Alexander Gunn had the most extraordinary memory. The facts of the two shipwrecks he talks about, are confirmed in newspaper articles, but as Alexander was born on 3 Dec 1820 and the wrecks happened in 1824 and 1826 he was only a wee bairn of 4 and 6 years old at the time. The gift of the shilling was obviously a very significant event in both Alexander’s young life and for his family where money was so scarce – I can well imagine his mother Marion’s concern to keep the coin safe.
Sandy (or James) Linton, his boat and bairns.jpg

The “Janet”

The loss of the Janet on 24 Nov 1826 was reported in Leith on 1 Dec 1826:

The Janet, of this port, a regular trader to Helmsdale, is totally lost in the Murray Frith (Moray Firth), and it is feared all on board drowned. She had on board a number of passengers.


The “Freemason”

The list of shipwrecks for 1824 confirms the Freemason


Several newspapers briefly reported the loss of the Freemason

“….the ship was driven ashore and wrecked between Helmsdale, Sutherland and Berriedale, Caithness in mid-November. Her crew were rescued. The Times, London 25 Nov1824

The Freemason of Findhorn was wrecked last week between Helmsdale and Berriedale. The crew and great part of the cargo saved.
Aberdeen 20 Nov 1824

Canmore also notes from the Marine List, the loss of the Freemason, stating she was classified as a sloop, with a cargo of herrings.
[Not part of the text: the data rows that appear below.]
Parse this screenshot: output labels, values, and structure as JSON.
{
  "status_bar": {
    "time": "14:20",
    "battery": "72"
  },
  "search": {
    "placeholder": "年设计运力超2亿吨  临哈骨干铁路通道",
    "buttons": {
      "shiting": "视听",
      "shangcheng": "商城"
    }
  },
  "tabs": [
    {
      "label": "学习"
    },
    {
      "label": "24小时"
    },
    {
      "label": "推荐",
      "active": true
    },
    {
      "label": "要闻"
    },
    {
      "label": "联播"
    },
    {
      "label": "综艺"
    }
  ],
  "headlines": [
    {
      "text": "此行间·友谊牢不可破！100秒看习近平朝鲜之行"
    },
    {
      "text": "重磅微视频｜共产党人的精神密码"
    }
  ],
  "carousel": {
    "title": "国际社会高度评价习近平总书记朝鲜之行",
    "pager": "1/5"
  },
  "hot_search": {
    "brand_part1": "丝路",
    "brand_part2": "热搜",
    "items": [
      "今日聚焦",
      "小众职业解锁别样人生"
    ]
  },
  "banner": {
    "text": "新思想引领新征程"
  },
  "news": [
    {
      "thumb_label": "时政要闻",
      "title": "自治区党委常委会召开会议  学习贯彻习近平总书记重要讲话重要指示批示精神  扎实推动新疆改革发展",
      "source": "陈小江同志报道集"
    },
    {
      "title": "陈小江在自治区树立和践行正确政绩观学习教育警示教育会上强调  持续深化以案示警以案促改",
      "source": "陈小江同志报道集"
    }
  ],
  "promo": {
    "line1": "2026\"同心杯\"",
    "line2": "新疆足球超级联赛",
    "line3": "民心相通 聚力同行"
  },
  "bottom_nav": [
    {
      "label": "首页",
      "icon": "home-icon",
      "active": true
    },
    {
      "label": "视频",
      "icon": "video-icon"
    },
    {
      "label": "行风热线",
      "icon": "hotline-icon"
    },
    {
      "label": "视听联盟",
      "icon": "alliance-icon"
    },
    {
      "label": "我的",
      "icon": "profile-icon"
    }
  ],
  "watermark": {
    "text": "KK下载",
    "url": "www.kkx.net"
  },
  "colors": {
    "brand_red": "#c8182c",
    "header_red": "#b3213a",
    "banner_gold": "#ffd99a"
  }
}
The vessel was wrecked at Achnacarry (Achnacraig) between Helmsdale and Berriedale. The date of loss was 10 Nov 1824.

The Moray Firth looking out to sea near Achnacraig

Travel to Edinburgh

Backing up the wonder with which a visit to Edinburgh invoked, my mother Joy McLeod, recalled her grandfather Alexander McLeod telling her he had helped drive a mob of sheep from Caithness to Edinburgh and thinking he had arrived at fairyland

Whilst this old map is hard to read – it is divided into three sections and shows the route from Tain to Wick. It also shows the miles to be covered to reach Edinburgh – a long way on foot.